Transparency committee starts talking

By Megan Poinski

Enthusiasm for making the General Assembly the most transparent branch of government echoed at the first meeting of the Joint Committee on Transparency and Open Government on Wednesday morning.

Aerial view of Annapolis

Aerial view of Annapolis


The committee, created by legislation in the last General Assembly session, exists to provide oversight and advice to make information on the state’s legislature more easily and readily available to anyone who is looking for it. Committee Co-Chairman Kumar Barve, majority leader of the House of Delegates, added that he also would like for the committee to make policy improvements that do not necessarily need legislative action.

Del. Heather Mizeur, D-Montgomery County, was the primary sponsor of the legislation that led to the committee’s creation. She said that the committee can be a useful tool for advancing technology in state government, foster more information sharing between the legislature and executive branch, become more efficient, and improve the general public’s access to information.

“The work we can do can be deliberative and helpful in moving transparency forward,” she said.

Wednesday’s meeting was rather informal, with several members of the committee throwing out suggestions of ways to improve legislative transparency. Mizeur brought a two-page list, which included:
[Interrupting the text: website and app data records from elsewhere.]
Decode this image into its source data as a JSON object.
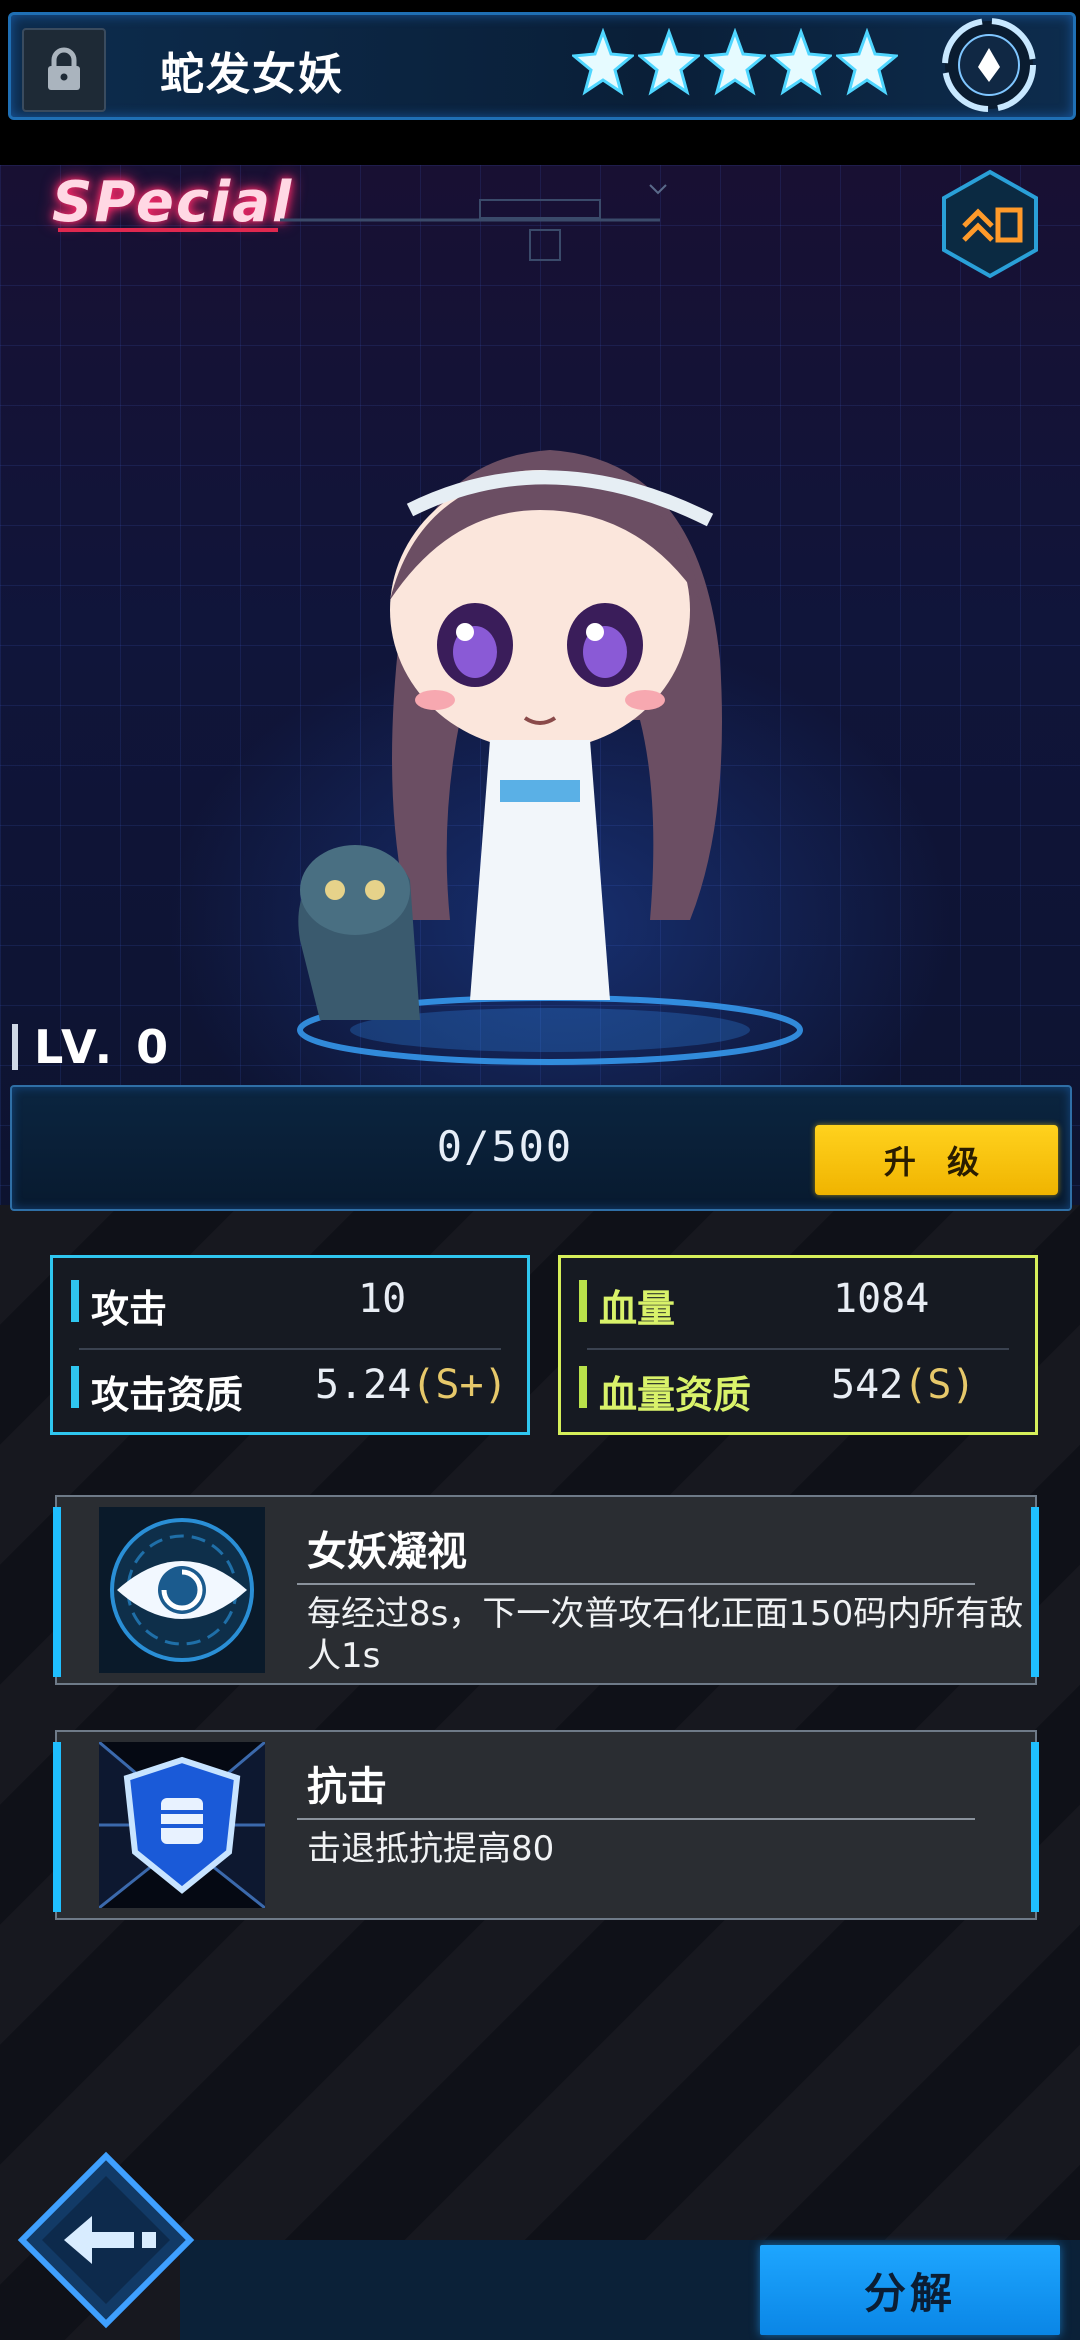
{
  "header": {
    "title": "蛇发女妖",
    "star_count": 5,
    "lock_icon": "lock-icon",
    "badge_icon": "element-badge-icon"
  },
  "rarity_label": "SPecial",
  "level": {
    "label": "LV. 0"
  },
  "experience": {
    "text": "0/500",
    "progress": 0
  },
  "upgrade_button": "升 级",
  "stats": {
    "attack": {
      "label": "攻击",
      "value": "10"
    },
    "attack_quality": {
      "label": "攻击资质",
      "value": "5.24",
      "grade": "(S+)"
    },
    "hp": {
      "label": "血量",
      "value": "1084"
    },
    "hp_quality": {
      "label": "血量资质",
      "value": "542",
      "grade": "(S)"
    }
  },
  "skills": [
    {
      "name": "女妖凝视",
      "description": "每经过8s，下一次普攻石化正面150码内所有敌人1s",
      "icon": "eye-icon"
    },
    {
      "name": "抗击",
      "description": "击退抵抗提高80",
      "icon": "shield-fist-icon"
    }
  ],
  "decompose_button": "分解",
  "colors": {
    "attack_accent": "#2fc6ef",
    "hp_accent": "#d6ef5a",
    "upgrade": "#ffd21e",
    "decompose": "#1ea6ff",
    "special": "#ff2a6a"
  }
}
  • Studying all paywalls and fees for access to public records in state government, and determining if they are really necessary. Mizeur said that paywalls protecting public information are “the antithesis of transparency.”
  • Improving the General Assembly website to make it more user-friendly and functional. The current site, she said, “is an 8-track tape player in an iPhone universe.” She suggested setting the goal that the site be upgraded by the beginning of the 2013 legislative session.
  • Better utilizing social media – through Facebook, Twitter, podcasts and text messaging updates. Mizeur said that committees could really take advantage of these technologies both to connect with the public and communicate what they’re doing.
  • Using new technology to make information more accessible. Mizeur said this includes partnering with the executive branch to try to use more open-source technologies for record sharing – which means that more people would be able to take a close look at public records and the data they represent This also would include bringing raw StateStat data to a more useful format, where it could be incorporated into legislative policy documents.
  • Consulting with national transparency experts to improve the way the state does things.
  • Working with state universities that have computer technology programs to provide more innovation at a lower cost.

Del. Dan Morhaim, D-Baltimore County, said that everything the committee does should not just focus on transparency through computers or smartphones. There are people who do not have access to that technology, and there are still people who don’t use computers.

“We should not lose track of that diminishing part of the population,” Morhaim said.

Other ideas thrown out by committee members included:

  • Broadcasting hearings on television
  • Wiring the Joint Hearing Room so that hearings held there can be webcast.
  • Pulling together something like with Maryland state documents, making information available to people for their interpretation.
  • Looking at best practices at other state legislatures, and trying to adopt them.

J.H. Snider, transparency advocate and owner of, asked that the committee be true to its cause, having extremely transparent operations – like webcasting and accessible meetings records.

“My request of the committee is that you demonstrate the type of practices that you consider endorsing,” he said.

Committee members also said that at future hearings, they should take testimony from people from different transparency and public policy groups, the Department of Legislative Services, the Department of Information Technology, and members of the news media.

Morhaim said it is important to listen to what the media has to say, since they rely on the public information available online, and they will also be the source from which many people get their information about the General Assembly.

Barve said that the committee will meet again in January, after the legislative session has started, but before standing committees get tied up with bill hearings. Members were encouraged to bring concrete suggestions to start working on transparency.

Committee Co-Chair Sen. Bill Ferguson, D-Baltimore City, said that the committee will develop a website between now and its next meeting. In the meantime, he said, members want to get public feedback about transparency in the state. He encouraged people to send their suggestions for transparency – or frustrations about the lack thereof – to committee staff member Lisa Simpson at

About The Author

Len Lazarick

Len Lazarick was the founding editor and publisher of and is currently the president of its nonprofit corporation and chairman of its board He was formerly the State House bureau chief of the daily Baltimore Examiner from its start in April 2006 to its demise in February 2009. He was a copy editor on the national desk of the Washington Post for eight years before that, and has spent decades covering Maryland politics and government.

1 Comment

  1. CTSV

    the public  should  be able to access daily on activities  of the gen gssembly…with out fee


  1. December 15, 2011 | - [...] Transparency committee starts talking cites J.H. Snider’s testimony at the inaugural meeting of the Maryland General Assembly’s Transparency Committee.…